7. Dead tree: Coaching trees are a hot topic these days, especially with the success of Sean McVay and his impact on the current hiring cycle. That got me thinking: When was the last time a member of the Jets' coaching staff went directly to a head-coaching job? You have to go all the way back to 1989, when defensive coordinator Bud Carson was hired by the Browns. (Rex Ryan and Eric Mangini landed head-coaching jobs, but they were fired by the Jets.) A 30-year drought is insane, and it speaks to the organization's inability to find and develop coaches.
In fairness, it should be noted several former Jets assistants became head coaches, namely Mangini, Bowles, Mike Pettine, Anthony Lynn, Dan Quinn, Doug Marrone, Todd Haley, Ken Whisenhunt and Pete Carroll. But they hit other stops before ascending to the big chair except for Carroll, who was promoted by the Jets and promptly fired after one season.
8. Sanchez advises 'Brady': Did you happen to catch the Mark Sanchez spoof video tweeted out by Goat Farm Media? It's terrific. The premise is based on Tom Brady's win in the AFC Championship Game, his fourth road playoff victory -- tied with Sanchez for third among quarterbacks. In the video, "Brady" visits Sanchez, the "Road Playoff Win Guru," to find out his secret.

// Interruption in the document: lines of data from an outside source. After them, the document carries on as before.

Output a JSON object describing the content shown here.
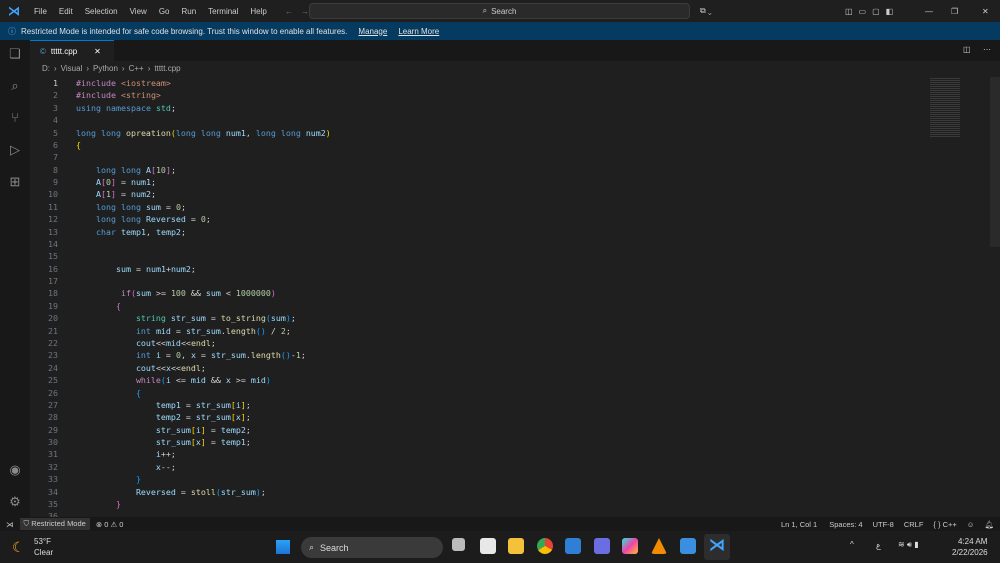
{
  "menu": [
    "File",
    "Edit",
    "Selection",
    "View",
    "Go",
    "Run",
    "Terminal",
    "Help"
  ],
  "search_label": "Search",
  "banner": {
    "text": "Restricted Mode is intended for safe code browsing. Trust this window to enable all features.",
    "manage": "Manage",
    "learn_more": "Learn More"
  },
  "tab": {
    "name": "ttttt.cpp"
  },
  "breadcrumbs": [
    "D:",
    "Visual",
    "Python",
    "C++",
    "ttttt.cpp"
  ],
  "code": [
    [
      [
        "#include ",
        "pp"
      ],
      [
        "<iostream>",
        "str"
      ]
    ],
    [
      [
        "#include ",
        "pp"
      ],
      [
        "<string>",
        "str"
      ]
    ],
    [
      [
        "using ",
        "kw"
      ],
      [
        "namespace ",
        "kw"
      ],
      [
        "std",
        "ns"
      ],
      [
        ";",
        "pl"
      ]
    ],
    [],
    [
      [
        "long long ",
        "kw"
      ],
      [
        "opreation",
        "fn"
      ],
      [
        "(",
        "b1"
      ],
      [
        "long long ",
        "kw"
      ],
      [
        "num1",
        "var"
      ],
      [
        ", ",
        "pl"
      ],
      [
        "long long ",
        "kw"
      ],
      [
        "num2",
        "var"
      ],
      [
        ")",
        "b1"
      ]
    ],
    [
      [
        "{",
        "b1"
      ]
    ],
    [],
    [
      [
        "    long long ",
        "kw"
      ],
      [
        "A",
        "var"
      ],
      [
        "[",
        "b2"
      ],
      [
        "10",
        "num"
      ],
      [
        "]",
        "b2"
      ],
      [
        ";",
        "pl"
      ]
    ],
    [
      [
        "    A",
        "var"
      ],
      [
        "[",
        "b2"
      ],
      [
        "0",
        "num"
      ],
      [
        "]",
        "b2"
      ],
      [
        " = ",
        "pl"
      ],
      [
        "num1",
        "var"
      ],
      [
        ";",
        "pl"
      ]
    ],
    [
      [
        "    A",
        "var"
      ],
      [
        "[",
        "b2"
      ],
      [
        "1",
        "num"
      ],
      [
        "]",
        "b2"
      ],
      [
        " = ",
        "pl"
      ],
      [
        "num2",
        "var"
      ],
      [
        ";",
        "pl"
      ]
    ],
    [
      [
        "    long long ",
        "kw"
      ],
      [
        "sum",
        "var"
      ],
      [
        " = ",
        "pl"
      ],
      [
        "0",
        "num"
      ],
      [
        ";",
        "pl"
      ]
    ],
    [
      [
        "    long long ",
        "kw"
      ],
      [
        "Reversed",
        "var"
      ],
      [
        " = ",
        "pl"
      ],
      [
        "0",
        "num"
      ],
      [
        ";",
        "pl"
      ]
    ],
    [
      [
        "    char ",
        "kw"
      ],
      [
        "temp1",
        "var"
      ],
      [
        ", ",
        "pl"
      ],
      [
        "temp2",
        "var"
      ],
      [
        ";",
        "pl"
      ]
    ],
    [],
    [],
    [
      [
        "        sum",
        "var"
      ],
      [
        " = ",
        "pl"
      ],
      [
        "num1",
        "var"
      ],
      [
        "+",
        "pl"
      ],
      [
        "num2",
        "var"
      ],
      [
        ";",
        "pl"
      ]
    ],
    [],
    [
      [
        "         if",
        "ctl"
      ],
      [
        "(",
        "b2"
      ],
      [
        "sum",
        "var"
      ],
      [
        " >= ",
        "pl"
      ],
      [
        "100",
        "num"
      ],
      [
        " && ",
        "pl"
      ],
      [
        "sum",
        "var"
      ],
      [
        " < ",
        "pl"
      ],
      [
        "1000000",
        "num"
      ],
      [
        ")",
        "b2"
      ]
    ],
    [
      [
        "        {",
        "b2"
      ]
    ],
    [
      [
        "            string ",
        "ns"
      ],
      [
        "str_sum",
        "var"
      ],
      [
        " = ",
        "pl"
      ],
      [
        "to_string",
        "fn"
      ],
      [
        "(",
        "b3"
      ],
      [
        "sum",
        "var"
      ],
      [
        ")",
        "b3"
      ],
      [
        ";",
        "pl"
      ]
    ],
    [
      [
        "            int ",
        "kw"
      ],
      [
        "mid",
        "var"
      ],
      [
        " = ",
        "pl"
      ],
      [
        "str_sum",
        "var"
      ],
      [
        ".",
        "pl"
      ],
      [
        "length",
        "fn"
      ],
      [
        "()",
        "b3"
      ],
      [
        " / ",
        "pl"
      ],
      [
        "2",
        "num"
      ],
      [
        ";",
        "pl"
      ]
    ],
    [
      [
        "            cout",
        "var"
      ],
      [
        "<<",
        "pl"
      ],
      [
        "mid",
        "var"
      ],
      [
        "<<",
        "pl"
      ],
      [
        "endl",
        "fn"
      ],
      [
        ";",
        "pl"
      ]
    ],
    [
      [
        "            int ",
        "kw"
      ],
      [
        "i",
        "var"
      ],
      [
        " = ",
        "pl"
      ],
      [
        "0",
        "num"
      ],
      [
        ", ",
        "pl"
      ],
      [
        "x",
        "var"
      ],
      [
        " = ",
        "pl"
      ],
      [
        "str_sum",
        "var"
      ],
      [
        ".",
        "pl"
      ],
      [
        "length",
        "fn"
      ],
      [
        "()",
        "b3"
      ],
      [
        "-",
        "pl"
      ],
      [
        "1",
        "num"
      ],
      [
        ";",
        "pl"
      ]
    ],
    [
      [
        "            cout",
        "var"
      ],
      [
        "<<",
        "pl"
      ],
      [
        "x",
        "var"
      ],
      [
        "<<",
        "pl"
      ],
      [
        "endl",
        "fn"
      ],
      [
        ";",
        "pl"
      ]
    ],
    [
      [
        "            while",
        "ctl"
      ],
      [
        "(",
        "b3"
      ],
      [
        "i",
        "var"
      ],
      [
        " <= ",
        "pl"
      ],
      [
        "mid",
        "var"
      ],
      [
        " && ",
        "pl"
      ],
      [
        "x",
        "var"
      ],
      [
        " >= ",
        "pl"
      ],
      [
        "mid",
        "var"
      ],
      [
        ")",
        "b3"
      ]
    ],
    [
      [
        "            {",
        "b3"
      ]
    ],
    [
      [
        "                temp1",
        "var"
      ],
      [
        " = ",
        "pl"
      ],
      [
        "str_sum",
        "var"
      ],
      [
        "[",
        "b1"
      ],
      [
        "i",
        "var"
      ],
      [
        "]",
        "b1"
      ],
      [
        ";",
        "pl"
      ]
    ],
    [
      [
        "                temp2",
        "var"
      ],
      [
        " = ",
        "pl"
      ],
      [
        "str_sum",
        "var"
      ],
      [
        "[",
        "b1"
      ],
      [
        "x",
        "var"
      ],
      [
        "]",
        "b1"
      ],
      [
        ";",
        "pl"
      ]
    ],
    [
      [
        "                str_sum",
        "var"
      ],
      [
        "[",
        "b1"
      ],
      [
        "i",
        "var"
      ],
      [
        "]",
        "b1"
      ],
      [
        " = ",
        "pl"
      ],
      [
        "temp2",
        "var"
      ],
      [
        ";",
        "pl"
      ]
    ],
    [
      [
        "                str_sum",
        "var"
      ],
      [
        "[",
        "b1"
      ],
      [
        "x",
        "var"
      ],
      [
        "]",
        "b1"
      ],
      [
        " = ",
        "pl"
      ],
      [
        "temp1",
        "var"
      ],
      [
        ";",
        "pl"
      ]
    ],
    [
      [
        "                i",
        "var"
      ],
      [
        "++;",
        "pl"
      ]
    ],
    [
      [
        "                x",
        "var"
      ],
      [
        "--;",
        "pl"
      ]
    ],
    [
      [
        "            }",
        "b3"
      ]
    ],
    [
      [
        "            Reversed",
        "var"
      ],
      [
        " = ",
        "pl"
      ],
      [
        "stoll",
        "fn"
      ],
      [
        "(",
        "b3"
      ],
      [
        "str_sum",
        "var"
      ],
      [
        ")",
        "b3"
      ],
      [
        ";",
        "pl"
      ]
    ],
    [
      [
        "        }",
        "b2"
      ]
    ],
    []
  ],
  "status": {
    "restricted": "Restricted Mode",
    "errors": "0",
    "warnings": "0",
    "position": "Ln 1, Col 1",
    "spaces": "Spaces: 4",
    "encoding": "UTF-8",
    "eol": "CRLF",
    "language": "C++"
  },
  "taskbar": {
    "temp": "53°F",
    "weather": "Clear",
    "search": "Search",
    "time": "4:24 AM",
    "date": "2/22/2026",
    "ime": "ع"
  }
}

Some background: Sanchez hatched the idea and brought it to Scotty McKnight, a close friend and former Jets draft pick. McKnight works for Goat Farm Media, and they collaborated with Athletes First -- the agency that reps Sanchez -- to produce it in a couple of days. Brady is played by former Michigan and UCLA quarterback Wilton Speight and the other character is played by former San Diego State wide receiver Tim Vizzi, who works out with Sanchez.
One thing you have to admire about Sanchez is his self-deprecating sense of humor, highlighted by a reference to the Butt Fumble. It wouldn't surprise me if the former Jets quarterback gets into acting some day.